7 .Student Leadership Positions

FCLC is blessed with over 50 student groups supporting a wide range of activities. When noted industrial psychologist Ann T. Howard guest lectured at Fordham, she discussed her famous “AT&T Management Study.” The study found that (besides ability test scores), the single best predictor of a manager’s future corporate success was whether he or she was an officer of a student club in college. These co-curricular clubs enhance classroom learning, yet fewer than 10 percent of Fordham students take time to get involved as officers in these groups. Such club experience rivals coursework as an important ingredient in future success and can open doors that otherwise remain closed.

8 .Clubs

Even if not officers, students should attend some of the many free club events that are held each week on campus. Many events provide invaluable advice on academic and career success (for example the annual Psychology Association symposia on graduate admissions and careers in psychology each October). A Fordham student who misses these is at a disadvantage later on.

9.Writing, math and language tutoring

Co-curricular support services also abound at Fordham to help students seeking to improve their writing, math and language skills. For those who struggle with writing, the tutors in the Writing Center offer valuable individual feedback in room LL302E. A student can drop by, or sign up for an appointment online  at Anne Fernald, assistant professor of English and director of writing and composition at FCLC, stressed that “the best writers know that no writing is finished until it’s been revised. Our tutors will help you revise and rethink your work in a relaxed atmosphere, and this will help you grow as a writer and a thinker.” The same is true for the Math Help Room in LL302F, and the Language Lab in room LL412.

10.Honor societies

FCLC now has chapters for a variety of honor societies. Students with a strong academic record blunder if they fail to join at least one honor society, since these societies open future doors.  For example, students who become a member of Psi Chi, a national psychology honor society, are eligible for thousands of dollars in grants and awards and even an automatic two-point raise in their “GS-level” if they enter government service. Like all national honor societies, Alpha Sigma Nu, the Jesuit college honor society and the multi-discipline Phi Kappa Phi provide acknowledgment of a student’s high academic achievement, plus access to a nationwide network of society members.

11 .Prestigious Fellowships

The Office of Prestigious Fellowships is one of the most active, if low-profile services on campus. On their own, even the highest-achieving students would have a hard time earning  elite opportunities like the Fulbright or the Jack Kent Cook Scholarships. However Jonathan Kezel and Mary Shelley at the Prestigious Fellowships Office have a superb record of advising and coaching students to succeed with elite awards.

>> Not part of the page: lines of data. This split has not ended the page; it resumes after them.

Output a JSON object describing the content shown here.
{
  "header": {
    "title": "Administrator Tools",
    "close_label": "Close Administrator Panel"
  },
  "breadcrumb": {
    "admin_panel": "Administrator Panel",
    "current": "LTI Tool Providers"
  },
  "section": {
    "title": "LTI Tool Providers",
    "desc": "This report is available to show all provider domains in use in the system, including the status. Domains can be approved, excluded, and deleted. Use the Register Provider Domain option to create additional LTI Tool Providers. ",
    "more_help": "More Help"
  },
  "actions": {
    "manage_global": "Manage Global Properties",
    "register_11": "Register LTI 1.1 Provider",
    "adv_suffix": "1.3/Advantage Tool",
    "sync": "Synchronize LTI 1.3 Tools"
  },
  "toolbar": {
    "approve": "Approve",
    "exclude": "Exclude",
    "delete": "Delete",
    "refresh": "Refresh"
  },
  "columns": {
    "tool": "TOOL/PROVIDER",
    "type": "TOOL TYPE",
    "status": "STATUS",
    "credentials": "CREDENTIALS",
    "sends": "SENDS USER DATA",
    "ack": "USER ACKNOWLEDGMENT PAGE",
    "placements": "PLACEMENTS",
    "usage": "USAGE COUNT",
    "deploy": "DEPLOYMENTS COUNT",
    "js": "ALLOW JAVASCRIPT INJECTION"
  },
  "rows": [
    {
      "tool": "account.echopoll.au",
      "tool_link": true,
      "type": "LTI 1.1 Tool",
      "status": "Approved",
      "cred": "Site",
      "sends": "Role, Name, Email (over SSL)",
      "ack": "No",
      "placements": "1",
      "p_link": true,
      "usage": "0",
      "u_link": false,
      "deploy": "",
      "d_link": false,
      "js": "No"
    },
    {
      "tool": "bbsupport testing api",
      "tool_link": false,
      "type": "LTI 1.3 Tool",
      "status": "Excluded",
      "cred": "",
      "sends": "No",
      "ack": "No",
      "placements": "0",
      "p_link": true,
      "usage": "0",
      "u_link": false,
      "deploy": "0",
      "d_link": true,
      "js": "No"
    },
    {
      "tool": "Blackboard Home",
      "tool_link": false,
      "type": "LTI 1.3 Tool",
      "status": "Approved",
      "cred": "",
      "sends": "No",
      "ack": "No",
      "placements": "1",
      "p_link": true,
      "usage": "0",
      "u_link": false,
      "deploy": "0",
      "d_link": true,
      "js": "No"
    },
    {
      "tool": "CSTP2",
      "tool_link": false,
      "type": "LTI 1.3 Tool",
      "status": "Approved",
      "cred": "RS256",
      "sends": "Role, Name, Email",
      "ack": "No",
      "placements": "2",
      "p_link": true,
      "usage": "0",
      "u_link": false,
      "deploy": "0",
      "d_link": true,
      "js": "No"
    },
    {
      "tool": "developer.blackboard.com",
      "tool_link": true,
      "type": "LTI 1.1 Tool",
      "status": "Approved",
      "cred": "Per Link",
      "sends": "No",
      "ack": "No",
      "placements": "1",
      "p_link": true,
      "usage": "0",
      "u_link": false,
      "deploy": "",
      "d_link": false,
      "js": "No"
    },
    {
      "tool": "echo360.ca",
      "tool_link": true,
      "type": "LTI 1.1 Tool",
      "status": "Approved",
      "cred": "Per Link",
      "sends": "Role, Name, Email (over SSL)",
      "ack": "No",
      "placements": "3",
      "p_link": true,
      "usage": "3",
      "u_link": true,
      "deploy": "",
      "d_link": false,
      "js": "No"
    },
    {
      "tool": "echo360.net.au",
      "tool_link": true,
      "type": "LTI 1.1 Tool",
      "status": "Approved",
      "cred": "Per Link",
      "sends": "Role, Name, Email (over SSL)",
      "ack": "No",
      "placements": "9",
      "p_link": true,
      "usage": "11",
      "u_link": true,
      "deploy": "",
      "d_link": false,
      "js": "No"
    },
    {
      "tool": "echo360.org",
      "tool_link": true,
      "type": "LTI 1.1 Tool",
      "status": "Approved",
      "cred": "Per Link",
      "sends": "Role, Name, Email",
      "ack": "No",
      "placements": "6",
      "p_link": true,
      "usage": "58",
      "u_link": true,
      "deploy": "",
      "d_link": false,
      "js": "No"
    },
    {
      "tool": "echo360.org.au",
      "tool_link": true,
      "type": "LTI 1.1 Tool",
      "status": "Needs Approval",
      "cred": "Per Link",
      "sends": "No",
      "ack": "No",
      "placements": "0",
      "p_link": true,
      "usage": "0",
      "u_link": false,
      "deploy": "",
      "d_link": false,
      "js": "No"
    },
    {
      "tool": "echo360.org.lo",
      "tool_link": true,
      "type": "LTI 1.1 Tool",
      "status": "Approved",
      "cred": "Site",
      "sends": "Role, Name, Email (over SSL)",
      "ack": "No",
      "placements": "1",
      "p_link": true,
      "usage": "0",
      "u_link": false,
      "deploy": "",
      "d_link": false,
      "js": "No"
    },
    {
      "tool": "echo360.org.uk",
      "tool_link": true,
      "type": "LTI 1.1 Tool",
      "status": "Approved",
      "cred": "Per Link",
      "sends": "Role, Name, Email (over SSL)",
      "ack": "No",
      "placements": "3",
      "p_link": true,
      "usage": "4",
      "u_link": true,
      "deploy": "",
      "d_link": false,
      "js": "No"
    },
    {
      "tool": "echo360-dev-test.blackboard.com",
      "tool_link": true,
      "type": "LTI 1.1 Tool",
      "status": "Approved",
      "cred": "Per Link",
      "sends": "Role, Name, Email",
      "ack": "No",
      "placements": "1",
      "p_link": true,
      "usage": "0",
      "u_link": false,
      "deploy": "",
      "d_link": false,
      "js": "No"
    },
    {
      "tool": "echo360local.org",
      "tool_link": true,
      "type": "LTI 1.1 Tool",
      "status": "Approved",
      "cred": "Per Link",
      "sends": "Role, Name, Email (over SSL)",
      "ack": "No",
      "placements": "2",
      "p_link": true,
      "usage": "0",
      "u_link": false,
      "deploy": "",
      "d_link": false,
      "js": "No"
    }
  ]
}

12.Other student services

Finally, additional advice is offered by a variety offices and organizations: Community Service, Service Learning, Campus Ministry, Study Abroad, FUEL, Urban Plunge and Global Outreach.

We understand that students are busy with course work, but it is a mistake to focus on classes exclusively, since Fordham’s co-curricular resources can actually lighten your load and enriching your future careers.

The Jesuits call it “Cura Personalis,” concern for the whole person—mind, body and spirit. It is an old concept, but one that distinguishes Fordham from bare-bones schools offering only coursework. As the Jesuits’ favorite Book tells us, “Without guidance we fail, but in a multitude of advisors, there is wisdom” (Proverbs 11:14). Fordham is blessed with such a multitude, and it is the wise student who takes full advantage of these advisors.


Professor of psychology Harold Takooshian, PhD, has worked nationally to plan co-curricular activities with the American Psychological Association and Psi Chi, the national honor society for psychology.

Marion Viray, MA, has designed co-curricular programs with many universities—NYU, LaGuardia, Pace, Touro—before his current position as associate director for Career Services at Fordham-LC.